Thursday, August 16, 2012

The Beasts

In these days of mighty CGI (Computer-Generated Imagery) and 3D and IMAX and stadium sized theaters and all of the other efforts to bring people into the cinema it's remarkable to see a movie that makes us rethink the way we see movies and the role of art itself. 


All movies are to some extent fairytales in the ways they relate to what we know as the 'real' world. Even documentaries are fairytales in the sense that they capture events within the mythic frame of the camera lens and organize them into narratives designed to capture our hearts and minds. 

Since the invention of the camera we have used the images captured and purposefully arranged by storytellers to make sense of our world. In the age of technology we interpret our lives though the mediation of the lens and the screen.

Technology has reshaped our lives to follow its own designs. We've built mighty barriers that separate and protect us from the natural world. The effect has been to divide us from our own bodies and from the body of the earth that sustains us. Living in this disembodied state we suffer from diseases of separation that devastate our environment and drive us insane. 

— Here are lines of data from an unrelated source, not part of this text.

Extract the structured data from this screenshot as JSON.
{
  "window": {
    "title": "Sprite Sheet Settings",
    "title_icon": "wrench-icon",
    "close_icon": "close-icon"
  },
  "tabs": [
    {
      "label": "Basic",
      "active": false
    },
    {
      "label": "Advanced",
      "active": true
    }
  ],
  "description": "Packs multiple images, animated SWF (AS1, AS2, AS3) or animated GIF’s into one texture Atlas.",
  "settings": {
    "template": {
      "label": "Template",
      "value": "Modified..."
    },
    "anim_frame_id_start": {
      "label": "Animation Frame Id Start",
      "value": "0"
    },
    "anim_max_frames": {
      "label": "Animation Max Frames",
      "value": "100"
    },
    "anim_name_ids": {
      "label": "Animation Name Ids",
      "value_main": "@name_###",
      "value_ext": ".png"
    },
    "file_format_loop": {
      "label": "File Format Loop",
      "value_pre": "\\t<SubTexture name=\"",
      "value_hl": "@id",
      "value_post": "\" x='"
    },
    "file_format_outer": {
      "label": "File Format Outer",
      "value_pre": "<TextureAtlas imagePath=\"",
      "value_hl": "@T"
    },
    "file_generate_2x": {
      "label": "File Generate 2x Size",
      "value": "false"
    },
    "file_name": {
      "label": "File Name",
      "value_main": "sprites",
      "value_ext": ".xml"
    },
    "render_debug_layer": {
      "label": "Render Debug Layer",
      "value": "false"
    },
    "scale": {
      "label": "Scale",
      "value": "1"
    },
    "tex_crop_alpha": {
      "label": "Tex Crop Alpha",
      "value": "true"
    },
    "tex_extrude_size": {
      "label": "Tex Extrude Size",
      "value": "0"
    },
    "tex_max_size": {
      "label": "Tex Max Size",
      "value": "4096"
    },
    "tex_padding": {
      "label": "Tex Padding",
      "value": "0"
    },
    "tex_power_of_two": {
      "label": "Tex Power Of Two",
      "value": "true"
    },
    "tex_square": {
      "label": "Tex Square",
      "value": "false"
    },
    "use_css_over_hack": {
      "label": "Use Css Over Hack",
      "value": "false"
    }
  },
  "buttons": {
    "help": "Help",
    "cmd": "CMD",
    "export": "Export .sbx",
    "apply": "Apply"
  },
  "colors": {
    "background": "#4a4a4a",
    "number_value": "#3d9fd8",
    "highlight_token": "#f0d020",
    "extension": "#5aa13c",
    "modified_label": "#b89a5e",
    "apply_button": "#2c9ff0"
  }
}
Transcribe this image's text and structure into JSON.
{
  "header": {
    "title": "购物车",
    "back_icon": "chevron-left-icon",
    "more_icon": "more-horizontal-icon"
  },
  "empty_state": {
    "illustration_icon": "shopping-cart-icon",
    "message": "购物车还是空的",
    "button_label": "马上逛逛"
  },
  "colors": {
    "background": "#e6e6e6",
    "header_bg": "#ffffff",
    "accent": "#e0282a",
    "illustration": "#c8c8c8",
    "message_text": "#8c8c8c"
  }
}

The waters that we have held back are now rising. The time has come for us to re-unite with the sources of our being. The earth itself cries out and sends us signals through our dreams. For those who are ready to listen here is a dream from the soul of the earth.

The Beasts of the Southern Wild sings the power of the body returning. Through our bodies the universe speaks to us and we awaken to our connections with everything there is. In a time when cinema weaves fairytales by the dozen here is a fairytale that brings us closer to the world in which we actually live.

It's difficult to describe this movie. It isn't quite like anything else I've seen. At times it looks like a roughly cut fable assembled out of fragments of debris washed up by the flood. At times it moves with soul stirring beauty and grace. It offers a heroic and defiant journey that surprises us with magic and miracles at every turn, and yet it never leaves behind the gritty realities of life and death. The whole story swirls about the figure of a six year old girl called Hushpuppy and her father Wink, who live in a place called The Bathtub, where people of all races and ages live in natural harmony with each other and with the world around them. It's a place outside of the world of machinery we've constructed that allows us to rise out of the flowing waters of life and change. In the words of Hushpuppy's father, "...the most beautiful place in the world."

When the storm comes and the waters rise the inhabitants of the Bathtub who stay behind are faced with the struggle to survive in a realm that's been both devastated and poisoned. They are being forced to leave by those who would 'rescue' them and write them off as forgotten remnants of a world that is no more. Instead of submitting to the rules of the 'civilized' world the people who carry the Bathtub's soul rise up to resist, and in their resistance summon nature's most powerful creations to be their allies.  

Here is a fable that evokes the world in which we live and the choices each of us will have when faced with the storms that are coming. In a sense this is a prayer for survival and a hymn to the true nature of who and what we are, not apart from anything, able to live and walk in beauty over the earth that is our mother and rejoicing in the magic that gives us the gift of life. 



 

No comments:

Post a Comment